In the Asian Games that began this week at Teheran, there will be no marathon. "There is no call for it," said the organizing chairman. "Only a few Asians would take part, and we are not very good at it."

This should come as quite a surprise to the Japanese, who have been among the world's best marathoners for years. One can only guess that the Iranians (formerly Persians) are still smarting over the first Marathon, 2,500 years ago, the battle they lost to the Greeks. A chap named Philippides ran over 20 miles to Athens to tell the news, and dropped dead.


It was always touch and go, but for a while there it seemed possible that John Casola just might pull off one of the master switcheroos in sport. A month ago Buffalo waived its 17th-round draft choice, kicking specialist Sal Casola. Discouraged, Sal decided to quit pro football, which was all the encouragement brother John, who had done a little kicking himself several years ago at Marion Institute in Alabama, needed. When Kansas City Coach Hank Strain phoned Sal at the Casola home to offer him a trial, he reached John, instead, and John began the impersonation.

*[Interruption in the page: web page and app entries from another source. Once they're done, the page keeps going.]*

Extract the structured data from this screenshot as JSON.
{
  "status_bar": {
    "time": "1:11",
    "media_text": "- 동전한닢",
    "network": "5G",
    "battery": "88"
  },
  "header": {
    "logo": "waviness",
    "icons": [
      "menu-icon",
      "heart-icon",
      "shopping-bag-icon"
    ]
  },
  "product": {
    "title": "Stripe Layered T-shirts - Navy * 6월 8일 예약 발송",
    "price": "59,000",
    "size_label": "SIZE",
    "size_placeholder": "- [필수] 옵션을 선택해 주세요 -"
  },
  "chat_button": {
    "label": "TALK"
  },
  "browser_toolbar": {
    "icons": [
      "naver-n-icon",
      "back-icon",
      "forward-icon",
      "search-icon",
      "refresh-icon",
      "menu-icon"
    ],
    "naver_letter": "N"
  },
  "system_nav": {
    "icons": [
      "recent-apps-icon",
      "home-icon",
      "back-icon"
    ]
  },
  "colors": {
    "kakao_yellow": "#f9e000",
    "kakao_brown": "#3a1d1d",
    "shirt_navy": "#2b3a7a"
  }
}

Almost from the beginning, players suspected something fishy. For instance, Sal would fail to answer to his name. He finally explained that he was baptized John Salvatore Casola and that at home they called him John. Then there was the teammate who had gone to the University of Cincinnati and had played against Sal in college. Casola could contribute nothing to the fellow's reminiscences of the game. A few of the curious lurked near the phone when he called home, but they were always stymied. Casola spoke in Italian.

The mask finally came off four weeks ago when Buffalo visited K.C. for an exhibition game. Casola warmed up as far away from the Bills as he decently could, but they saw him and wondered aloud. Said Buffalo Coach Lou Saban to Stram, "What have you been feeding Casola? He must have gained 30 pounds since he left our camp." Said Buffalo Kicker Boris Shlapak, "I don't know who that guy kicking there is, but it isn't Sal Casola."

Next day John confessed. After Stram cooled down, the coach said he wasn't mad a bit. "Actually I admire the man's determination. He came here because he seriously wanted a tryout with a pro club. He's got a strong leg, and in time could become a good kicker, but he'd have to work on his form."

After their interview Stram had a paycheck made out to John to take the place of several issued to Sal that John had feared cashing. Then two weeks ago, along with several other marginal players, John was waived by K.C, under the name of Sal Casola.



•Tom Forsythe, explaining that he likes to have his parachuting students make their first static line jump after hours of intensive instructions: "Please don't call it a crash course."

•Tito Fuentes, Giant second baseman, after being brushed back: "They shouldn't throw at me. I'm the father of five or six kids."

•Bill Yeoman, University of Houston coach who did not lose his voice once during preseason practice this year: "When you have 16 starters back, your voice tends to stay with you longer."

•Dick Sharon of the Tigers, after striking out three times against Nolan Ryan: "He's baseball's exorcist-scares the devil out of you."